Deutsche Bank AG is in the middle of a slow motion car crash, and it will likely take Germany’s Chancellor Angela Merkel down with it when it dies. What used to be Europe’s strongest financial institution is in serious trouble and is sinking deeper by the minute. Its shares have been in a perpetual downward slide for the past twelve months.
On Monday, Deutsche Bank AG shares touched €10.7 – a new low – compared to €27 one year ago. In 2007, its share price reached €146.52, i.e. in just nine years its stock price has declined by 92.7%.
If modern history is anything to go by, major banks are always bailed out by the taxpayer – it happened all over Europe, North America, Japan and Australia during the 2008 global financial crisis. So, in Germany’s case it will happen again, won’t it? Perhaps not, this time.
Does Angela Merkel really mean it? Would she just sit by and look on as her country’s largest financial institution collapsed?
No bailout for Deutsche Bank, says Merkel
Mrs. Merkel said during the weekend that there is no way the German taxpayer is going to fork out money to save Deutsche Bank if it goes belly up.
Of course, these are only words from a lawmaker. We know that politicians commonly say one thing today and do completely the opposite tomorrow. Would she really let Germany’s largest financial institution crash, and watch all the other banks and related firms in Frankfurt and the rest of the country panic or go down with it?
Following her comments regarding no bailout money from the taxpayer, Deutsche’s share price immediately took a 6.1% nosedive.
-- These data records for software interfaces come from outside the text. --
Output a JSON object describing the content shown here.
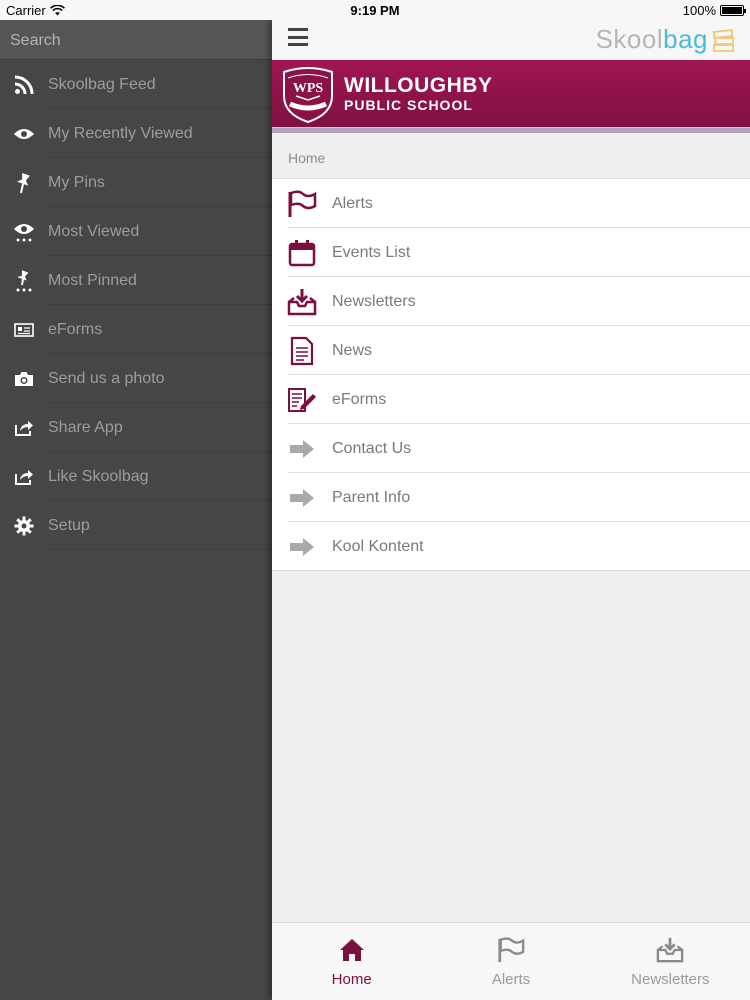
{
  "status_bar": {
    "carrier": "Carrier",
    "time": "9:19 PM",
    "battery": "100%"
  },
  "sidebar": {
    "search_placeholder": "Search",
    "items": [
      {
        "label": "Skoolbag Feed",
        "icon": "rss-icon"
      },
      {
        "label": "My Recently Viewed",
        "icon": "eye-icon"
      },
      {
        "label": "My Pins",
        "icon": "pin-icon"
      },
      {
        "label": "Most Viewed",
        "icon": "eye-dots-icon"
      },
      {
        "label": "Most Pinned",
        "icon": "pin-dots-icon"
      },
      {
        "label": "eForms",
        "icon": "id-card-icon"
      },
      {
        "label": "Send us a photo",
        "icon": "camera-icon"
      },
      {
        "label": "Share App",
        "icon": "share-icon"
      },
      {
        "label": "Like Skoolbag",
        "icon": "share-icon"
      },
      {
        "label": "Setup",
        "icon": "gear-icon"
      }
    ]
  },
  "header": {
    "brand_part1": "Skool",
    "brand_part2": "bag",
    "school_line1": "WILLOUGHBY",
    "school_line2": "PUBLIC SCHOOL",
    "crest_text": "WPS"
  },
  "breadcrumb": "Home",
  "menu": {
    "items": [
      {
        "label": "Alerts",
        "icon": "flag-icon"
      },
      {
        "label": "Events List",
        "icon": "calendar-icon"
      },
      {
        "label": "Newsletters",
        "icon": "inbox-download-icon"
      },
      {
        "label": "News",
        "icon": "document-icon"
      },
      {
        "label": "eForms",
        "icon": "form-pencil-icon"
      },
      {
        "label": "Contact Us",
        "icon": "arrow-right-icon"
      },
      {
        "label": "Parent Info",
        "icon": "arrow-right-icon"
      },
      {
        "label": "Kool Kontent",
        "icon": "arrow-right-icon"
      }
    ]
  },
  "tabbar": {
    "tabs": [
      {
        "label": "Home",
        "icon": "home-icon",
        "active": true
      },
      {
        "label": "Alerts",
        "icon": "flag-icon",
        "active": false
      },
      {
        "label": "Newsletters",
        "icon": "inbox-download-icon",
        "active": false
      }
    ]
  },
  "colors": {
    "brand_maroon": "#7c0f3f",
    "sidebar_bg": "#464646",
    "skoolbag_blue": "#4dbad8"
  }
}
It had already been the focus this month after the US Department of Justice sought $14 billion to settle claims related to the sale of mortgage-backed securities.
Mrs. Merkel also said during the weekend that she is not going to intervene on the bank’s behalf in order to try to reduce the fine.
Deutsche Bank AG today is but a shadow of its former self. However, it is still a huge company. It employs more than 100,000 workers and operates in over 70 countries. In 2009, it was the world’s largest foreign exchange dealer. (Image: adapted from Yahoo Finance)
Deutsche Bank – a very bad year
Deutsche Bank AG, the Frankfurt-based global banking and financial services giant, has been floundering for a very long time. Two months ago it announced a steep fall in profits and revenues. In February this year, its co-CEO John Cryan issued a statement reassuring everybody – investors and staff – that the company was rock solid after its share price had declined steeply.
Experience tells us, especially since the global financial crisis, that CEOs tend to make such statements just before everything falls apart.
Other banks and financial institutions that Deutsche Bank AG deals with are going to become extremely jittery about dealing with it, now that Mrs. Merkel said there will be no bail out. As we saw just eight years ago, loss of confidence is the kiss of death, regardless of how big a bank might be.
What about Merkel and the euro?
If Deutsche Bank does crash, it will leave a giant vortex in its wake that will take several financial institutions with it, and probably Mrs. Merkel and the mighty euro as well.
Bloomberg Markets quoted Michael Woischneck, a senior equities manager at Lampe Asset Management in Dusseldorf, Germany, who said:
“The drama around Deutsche Bank puts the European financial sector in the spotlight once again. It makes you wonder what the situation is like at other banks with significant capital-markets activities.”
“We’re also entering a quarter with a lot of political event risks, and I’d expect big swings in volatility.”
Almost as a prelude to how one major bank can bring others down with it, today Britain’s Lloyds Banking Group Plc and BNP Paribas SA saw their share prices fall by over 3%. For much of the banking sector in Europe’s stock exchanges, today was a bad day.
Optimism turned to pessimism
Europe was all full of optimism last week, with investors riding the happy wave created by the central-bank stimulus. A reminder of the pathetic state of some of the region’s largest lenders soon turned that sentiment into a feeling of gloom.
There is a growing feeling among members of the public in Europe and North America that perhaps it is best to just let the loss-making banks fall and die off. Others would then be able to emerge, lessons would be learned, and history would not keep repeating itself.
Financial institutions in London, New York and every other financial centre around the world are again paying their top executives exorbitant bonuses which are in no way linked to performance – some of these companies are still making huge losses and are only alive thanks to the taxpayer. In the eyes of the public, they have not learned anything from what happened in 2008.
Video – Deutsche Bank won’t pay $14bn fine
Deutsche Bank AG says it won’t pay the full $14 billion fine imposed by the US Department of Justice. It says it will fight the massive demand, which dates back to the sub-prime scandal that led to the 2008 global financial crisis.